6/28/2013 10:28 P.M. ET
Howard gets two-day respite against LA lefties
By Todd Zolecki / MLB.com
LOS ANGELES -- Ryan Howard took full responsibility for Thursday's loss to the Dodgers, although there is plenty of blame to spread these days.
Howard is hitless with eight strikeouts in his last 16 at-bats, so with the Phillies facing a pair of left-handers Friday and Saturday and Howard's production against lefties among the worst in baseball the past three seasons, Phillies manager Charlie Manuel decided to bench Howard two games to clear his head and hopefully get him back on track.
Manuel and hitting coaches Steve Henderson and Wally Joyner met with Howard to tell him their plan before Friday's game. Howard declined comment.
"He understands," Manuel said. "He was fine with it. We just want him to start feeling better at the plate against lefties, feeling better and seeing them better."
Howard, 33, is hitting .268 with 20 doubles, two triples, 10 home runs, 41 RBIs and a .789 on-base-plus-slugging percentage. He is on pace to finish with just 20 homers and 82 RBIs, disappointing numbers for a highly paid run producer in the second year of a five-year, $125 million contract. Howard's OPS ranks 66th out of 162 qualifying players in baseball.
His .796 OPS from 2011-13 is 61st out of 184 players. His .599 OPS against left-handers in that span is 218th out of 229 players with at least 250 plate appearances.
Asked if he thinks Howard can be productive through much of the remainder of his contract, Manuel said, "I know he can still be a productive hitter. When I say productive I mean like power and knocking in runs and things like that. He's sitting there right now with 40 and we're talking about how bad he's hit offensively. He's sitting there with 40 RBIs. If we just run a streak where he could get hot he could pull right up in the there. I think the talent is still there. I think the power is still there. I think his leg is going to get better. I don't know if his leg is actually 100 percent yet, but the doctors say he's doing real good. He actually came back a little earlier than what he said."
Phillies general manager Ruben Amaro Jr. said Howard's track record gives him hope Howard can be productive through the rest of his contract, although Howard's production has generally dipped every season since 2009.
"More than anything else, he has to get himself to the point where he is healthy again," Amaro said. "Health means something to these guys mentally. It's hard to play at 100 percent when you're not at 100 percent. The knee issue may have something to do with his ankle originally. One thing is connected to the other. We just have to get him back and healthy. He can still be a very productive player. It's a matter of him getting physically back to 100 percent. He needs to get his mojo back. One works with the other."
Howard missed much of last season recovering from left Achilles surgery. He has been hobbled this season with a bad left knee, although it has not been bad enough to put him on the disabled list. Amaro said, however, they would consider it if it becomes debilitating.

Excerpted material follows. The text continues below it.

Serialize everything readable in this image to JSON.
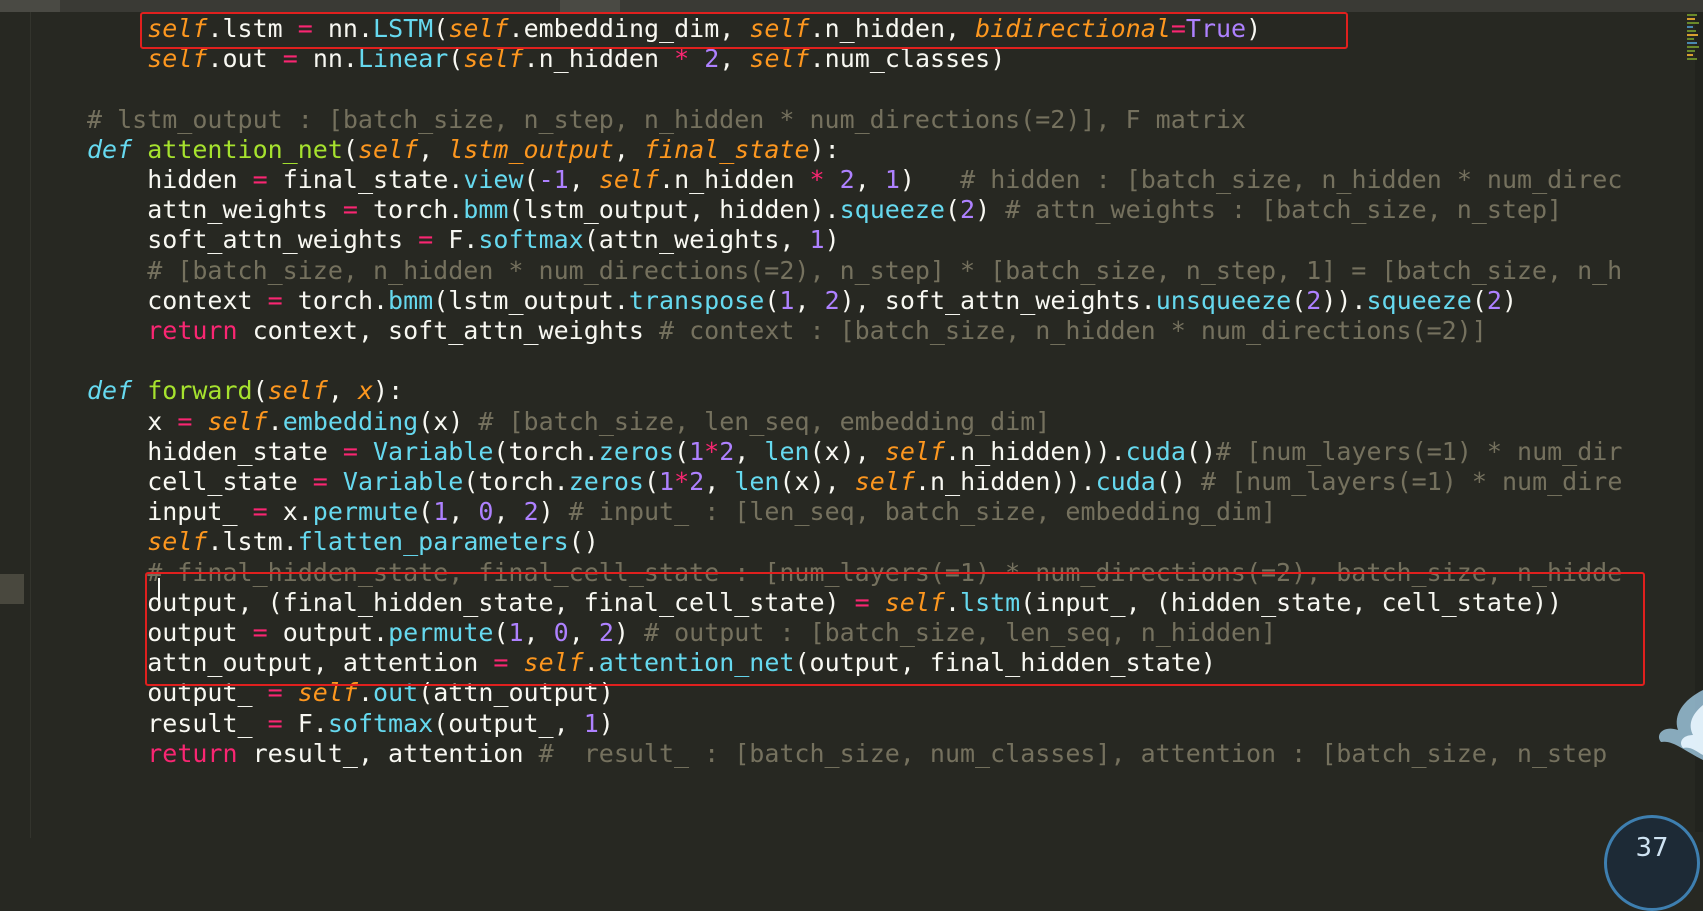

So Howard will get a chance to rest, relax, clear his mind and work with Henderson and Joyner.
"We're going to do some drills with him," Manuel said. "We're going to do some work with his hitting and also give him some time, let him sit down and kind of clear his head. We'll see where he goes. He'll play Sunday. We're off Monday, when we got to Pittsburgh. And he'll play Tuesday, he'll be back in there and we'll turn him loose."
McDonald eager to contribute with Phillies
LOS ANGELES -- Phillies infielder John McDonald understands his role. He understands why he is here.
He is here to play defense and give Chase Utley, Jimmy Rollins and Michael Young the occasional break. The Phillies acquired him Thursday in a trade with the Indians because they wanted Freddy Galvis to play every day in Triple-A Lehigh Valley.
McDonald, 38, said he is happy the Phillies acquired him, but he would have gone somewhere in Triple-A to continue his career.
McDonald is hitting just .053 (2-for-38) this season.
"I've hit balls hard this year. It kills me to see my average obviously," he said.
Zambrano leaves Triple-A start with shoulder pain
LOS ANGELES -- Triple-A Lehigh Valley right-hander Carlos Zambrano left after two innings Friday because of what the Phillies called "serious pain" in his right shoulder.
Zambrano can ask for his release if he is not put on the big league roster by Monday, but Phillies general manager Ruben Amaro Jr. said that is not expected to happen.
"We were going to continue to evaluate him," he said. "I mean, he's pitched OK. He hasn't lit it up. I think he's a guy who at some point could have helped us. We'll have to see what the diagnosis is."
Amaro said he sees Zambrano as a starter, although pitching as a reliever hasn't been ruled out.
Todd Zolecki is a reporter for MLB.com. This story was not subject to the approval of Major League Baseball or its clubs.